Between two to three million adults in America suffer from OCD. This makes OCD a fairly common mental health disorder. A study by SAMHSA has also determined that 90% of individuals with OCD also meet the criteria for another behavioral health disorder. This includes other mental health disorders, substance use disorders, and process addictions.
In 2019 a study was conducted on veterans who suffered from OCD to determine how many also suffered from addiction. Roughly 37% had stated that they had a co-occurring addiction. In 2022, a study was conducted regarding OCD and behavioral addictions. This study determined that roughly 70% of those suffering from OCD also had a behavioral addiction. It’s clear that there is a correlation between addiction and OCD.
Addiction and OCD: A Common Dual Diagnosis
Addiction commonly co-occurs with individuals having OCD as they try to self-medicate many of the unwanted symptoms associated with the illness. Suffering from OCD is an exhausting, disruptive experience. Individuals feel trapped by their thoughts, obsessions, and compulsions. These are experiences that affect how they live each and every day.
Self-medicating or engaging in substance abuse will only provide a short time frame of relief. However, when individuals become frustrated enough they may feel that is the only solution. Substance abuse then leads to addiction and it becomes a destructive cycle.
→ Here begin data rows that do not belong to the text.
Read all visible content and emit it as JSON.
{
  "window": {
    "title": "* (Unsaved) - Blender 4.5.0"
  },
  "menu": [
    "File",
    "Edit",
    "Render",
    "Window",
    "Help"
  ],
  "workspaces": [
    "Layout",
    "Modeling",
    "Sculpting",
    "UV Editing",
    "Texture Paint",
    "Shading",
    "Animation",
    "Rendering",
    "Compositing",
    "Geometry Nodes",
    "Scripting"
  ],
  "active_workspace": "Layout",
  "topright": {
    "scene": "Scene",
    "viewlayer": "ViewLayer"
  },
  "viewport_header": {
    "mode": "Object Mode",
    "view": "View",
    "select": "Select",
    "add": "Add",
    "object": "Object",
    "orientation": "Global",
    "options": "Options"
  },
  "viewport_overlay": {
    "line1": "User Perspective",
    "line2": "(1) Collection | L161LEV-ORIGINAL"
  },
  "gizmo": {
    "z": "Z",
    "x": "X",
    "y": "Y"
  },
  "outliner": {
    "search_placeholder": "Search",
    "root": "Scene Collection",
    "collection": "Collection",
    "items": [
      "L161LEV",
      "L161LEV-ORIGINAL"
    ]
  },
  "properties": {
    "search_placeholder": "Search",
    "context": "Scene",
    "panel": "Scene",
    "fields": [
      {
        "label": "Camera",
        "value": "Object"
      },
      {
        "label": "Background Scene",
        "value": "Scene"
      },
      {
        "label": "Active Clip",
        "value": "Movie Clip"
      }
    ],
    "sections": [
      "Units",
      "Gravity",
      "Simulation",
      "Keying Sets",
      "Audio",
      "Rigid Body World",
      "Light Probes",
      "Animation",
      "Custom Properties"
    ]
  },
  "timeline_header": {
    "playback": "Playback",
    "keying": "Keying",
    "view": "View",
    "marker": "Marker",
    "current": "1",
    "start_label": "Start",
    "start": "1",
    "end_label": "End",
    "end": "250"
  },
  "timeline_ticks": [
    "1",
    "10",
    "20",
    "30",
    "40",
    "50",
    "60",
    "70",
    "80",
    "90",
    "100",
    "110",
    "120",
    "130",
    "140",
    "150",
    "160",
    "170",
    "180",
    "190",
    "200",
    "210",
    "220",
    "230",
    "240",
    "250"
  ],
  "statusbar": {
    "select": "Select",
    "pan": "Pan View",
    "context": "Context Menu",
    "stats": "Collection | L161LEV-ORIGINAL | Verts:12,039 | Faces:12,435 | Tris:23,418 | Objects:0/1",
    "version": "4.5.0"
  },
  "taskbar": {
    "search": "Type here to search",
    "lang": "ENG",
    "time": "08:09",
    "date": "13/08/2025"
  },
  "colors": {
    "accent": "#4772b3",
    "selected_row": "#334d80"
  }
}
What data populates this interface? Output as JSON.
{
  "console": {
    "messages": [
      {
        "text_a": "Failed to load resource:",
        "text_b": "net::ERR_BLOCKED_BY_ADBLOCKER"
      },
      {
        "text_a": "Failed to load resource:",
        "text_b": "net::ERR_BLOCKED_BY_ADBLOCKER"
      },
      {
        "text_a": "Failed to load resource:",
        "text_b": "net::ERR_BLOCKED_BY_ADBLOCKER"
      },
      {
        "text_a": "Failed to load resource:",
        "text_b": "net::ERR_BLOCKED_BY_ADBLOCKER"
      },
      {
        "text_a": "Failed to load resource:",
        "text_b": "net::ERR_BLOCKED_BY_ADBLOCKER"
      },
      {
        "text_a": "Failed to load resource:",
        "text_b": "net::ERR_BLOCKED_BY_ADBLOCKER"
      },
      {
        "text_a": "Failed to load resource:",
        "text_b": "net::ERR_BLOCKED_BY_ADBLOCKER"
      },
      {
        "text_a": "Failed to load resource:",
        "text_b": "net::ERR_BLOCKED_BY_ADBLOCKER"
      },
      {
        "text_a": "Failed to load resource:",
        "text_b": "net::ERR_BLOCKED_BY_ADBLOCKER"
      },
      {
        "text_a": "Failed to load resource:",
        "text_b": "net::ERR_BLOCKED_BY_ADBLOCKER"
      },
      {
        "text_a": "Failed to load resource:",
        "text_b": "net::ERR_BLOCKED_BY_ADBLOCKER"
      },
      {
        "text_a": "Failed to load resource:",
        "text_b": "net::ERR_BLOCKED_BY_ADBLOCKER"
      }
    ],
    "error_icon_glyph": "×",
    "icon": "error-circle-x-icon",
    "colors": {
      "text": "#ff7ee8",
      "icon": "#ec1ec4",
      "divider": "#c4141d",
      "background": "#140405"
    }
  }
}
There are ways to find long-term relief from this mental illness, and dual diagnosis treatment has shown to be very effective in minimizing if not eliminating symptoms altogether.